BROKERS AND MARKETS: one Clients' insight
While looking for the right boat a lot of questions came up. Where should we buy our boat?
What broker should we use and how much could we trust him?
Was one survey sufficient for to be sure we did not buy "a pig in a poke"?
What would it cost us having these people working on our behalf?
Were listing prices realistic or did boats sell under listing prices?
The answers to all of these questions and more were unknown to us and needed sorting out.
We chose to start looking and following the market way before we had our financing in order to get a feel for the market.

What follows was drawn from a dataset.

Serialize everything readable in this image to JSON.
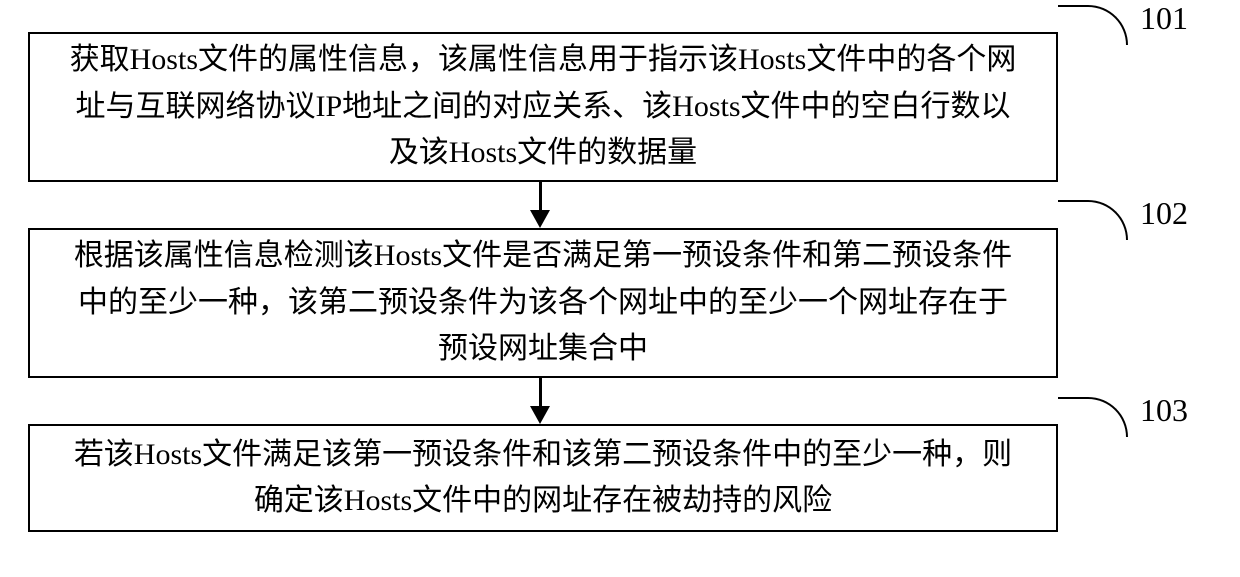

Initially we where thinking of buying on the west coast, the literature pointed out San Diego as a particularly interesting market. There where several areas on the west coast that had a lot of interesting listings, but mainly monohulls. It became apparent that the strongest catamaran market by far was found in the Caribbean. Deciding on our search geographically we could now follow specific boats and listings on yachtworld.com, but also at the larger broker sites. This gave us a feel for how fast the boats where moving and what prices where realistic. In today's market (2014) there didn't seem to be a lot of boats being sold with boats being listed for months on end. Eight months before departure to the Caribbean this made us confident we had a bit of time and did not have to move straight away.

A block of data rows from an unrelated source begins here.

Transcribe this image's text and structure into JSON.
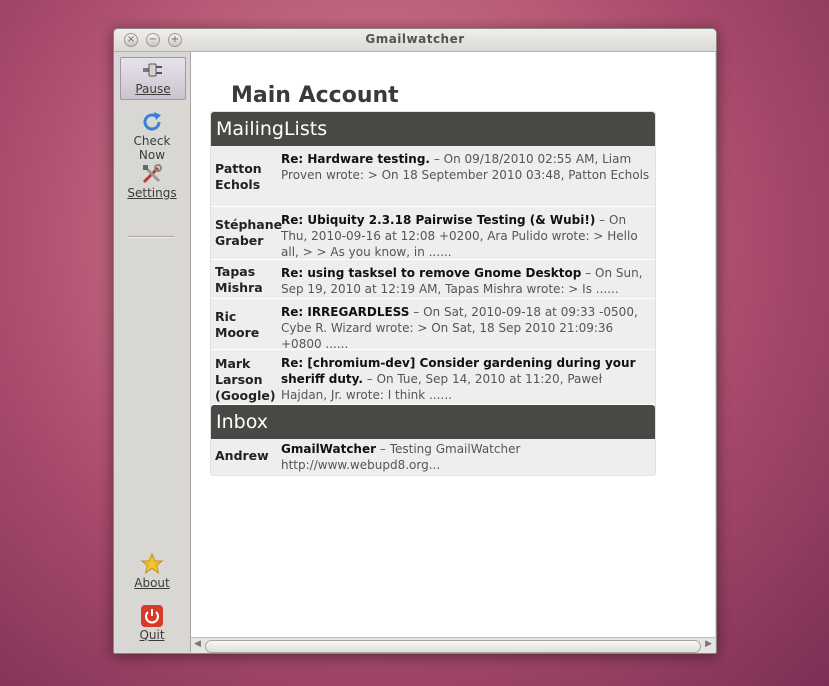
{
  "window": {
    "title": "Gmailwatcher"
  },
  "toolbar": {
    "pause_label": "Pause",
    "check_now_label": "Check Now",
    "settings_label": "Settings",
    "about_label": "About",
    "quit_label": "Quit"
  },
  "account": {
    "title": "Main Account"
  },
  "sections": [
    {
      "name": "MailingLists",
      "messages": [
        {
          "sender": "Patton Echols",
          "subject": "Re: Hardware testing.",
          "preview": "On 09/18/2010 02:55 AM, Liam Proven wrote: > On 18 September 2010 03:48, Patton Echols"
        },
        {
          "sender": "Stéphane Graber",
          "subject": "Re: Ubiquity 2.3.18 Pairwise Testing (& Wubi!)",
          "preview": "On Thu, 2010-09-16 at 12:08 +0200, Ara Pulido wrote: > Hello all, > > As you know, in ......"
        },
        {
          "sender": "Tapas Mishra",
          "subject": "Re: using tasksel to remove Gnome Desktop",
          "preview": "On Sun, Sep 19, 2010 at 12:19 AM, Tapas Mishra wrote: > Is ......"
        },
        {
          "sender": "Ric Moore",
          "subject": "Re: IRREGARDLESS",
          "preview": "On Sat, 2010-09-18 at 09:33 -0500, Cybe R. Wizard wrote: > On Sat, 18 Sep 2010 21:09:36 +0800 ......"
        },
        {
          "sender": "Mark Larson (Google)",
          "subject": "Re: [chromium-dev] Consider gardening during your sheriff duty.",
          "preview": "On Tue, Sep 14, 2010 at 11:20, Paweł Hajdan, Jr. wrote: I think ......"
        }
      ]
    },
    {
      "name": "Inbox",
      "messages": [
        {
          "sender": "Andrew",
          "subject": "GmailWatcher",
          "preview": "Testing GmailWatcher http://www.webupd8.org..."
        }
      ]
    }
  ],
  "separator": "–",
  "icons": {
    "pause": "pause-plug-icon",
    "check_now": "refresh-icon",
    "settings": "tools-icon",
    "about": "star-icon",
    "quit": "power-icon"
  }
}
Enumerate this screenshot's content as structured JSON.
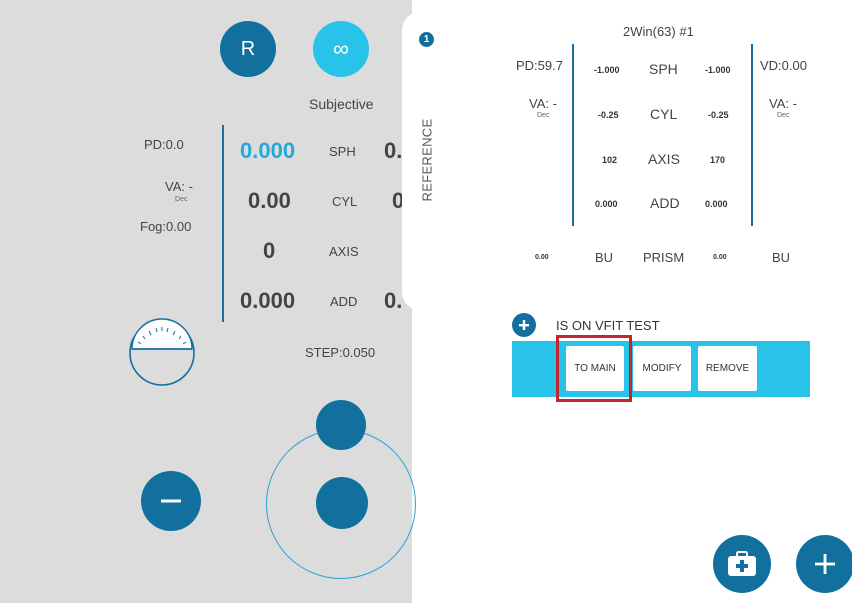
{
  "left": {
    "eye_button": "R",
    "infinity_button": "∞",
    "mode_label": "Subjective",
    "pd": "PD:0.0",
    "va": "VA: -",
    "va_sub": "Dec",
    "fog": "Fog:0.00",
    "sph_value": "0.000",
    "sph_label": "SPH",
    "sph_next": "0.",
    "cyl_value": "0.00",
    "cyl_label": "CYL",
    "cyl_next": "0",
    "axis_value": "0",
    "axis_label": "AXIS",
    "add_value": "0.000",
    "add_label": "ADD",
    "add_next": "0.",
    "step": "STEP:0.050"
  },
  "reference": {
    "tab_label": "REFERENCE",
    "tab_number": "1",
    "title": "2Win(63) #1",
    "pd": "PD:59.7",
    "vd": "VD:0.00",
    "va_left": "VA: -",
    "va_left_sub": "Dec",
    "va_right": "VA: -",
    "va_right_sub": "Dec",
    "rows": [
      {
        "left": "-1.000",
        "label": "SPH",
        "right": "-1.000"
      },
      {
        "left": "-0.25",
        "label": "CYL",
        "right": "-0.25"
      },
      {
        "left": "102",
        "label": "AXIS",
        "right": "170"
      },
      {
        "left": "0.000",
        "label": "ADD",
        "right": "0.000"
      }
    ],
    "prism": {
      "left_val": "0.00",
      "left_dir": "BU",
      "label": "PRISM",
      "right_val": "0.00",
      "right_dir": "BU"
    }
  },
  "vfit": {
    "status": "IS ON VFIT TEST",
    "buttons": [
      "TO MAIN",
      "MODIFY",
      "REMOVE"
    ]
  },
  "colors": {
    "dark_blue": "#12709f",
    "light_blue": "#29c3ea",
    "accent_text": "#23a9db",
    "highlight": "#c0272d"
  },
  "icons": {
    "minus": "minus-icon",
    "plus": "plus-icon",
    "medkit": "medical-kit-icon",
    "protractor": "protractor-icon"
  }
}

Looking into what prices boats typically where sold for compared to listings in the Caribbean market was very difficult. In a buyers market we assumed they where being sold below, but at what percentage? The blog/forum-sphere was providing a lot of different information on the subject and we found examples of anything from 50 % below listing to the actual listing price. This is of course natural since a sellers' expectations might be very different. After looking into this for some time we got a gut feeling that a reasonably priced boat should be possible to get for approx 10% to 20 % below listing price.
So we where starting to get to a feel for the market, and now we needed a broker to work on our behalf. E-mailing a lot of brokers early on, seven months before we where planning to buy was not that helpful related to actually finding a boat, but it gave us important insight into how and how well they communicated. We sent out emails stating that the email was to establish contact and trust, while asking a series of concrete questions to a lot of brokers. Typically they where late in answering, didn't answer the questions, had poor english skills and/or just spammed me with listings. So even though it was not that helpful in actually finding a boat it helped us root out a lot of brokers we did not want to work with. Spending time on this part gave us a couple of forerunners that we felt where trustworthy. Keeping up email contact always replying promptly and giving relevant answers to our questions over a long period of time we started having long skype conversations. After talking to him in person we quickly realized Tony Brewer of "http://www.littleships.com/" in St Martin was the guy for us. After deciding to go with Tony we have not regretted our decision for one second, he has been crucial to our project for providing know how, networking, good advice and impeccable service throughout the purchase and also after. To get an insight into how much faith the forum-sphere had in this turning out well for us you can read this thread. There are important things to keep in mind like the fact that the broker works on a commission off the sales price. So his incentive is not keeping the price down, but in our experience Tony went to great lengths to have both seller and us walking away from the deal smiling.
So if you are in the process of looking for a boat don't loose all faith in humanity there are good honest brokers out there.
The Little Ship Company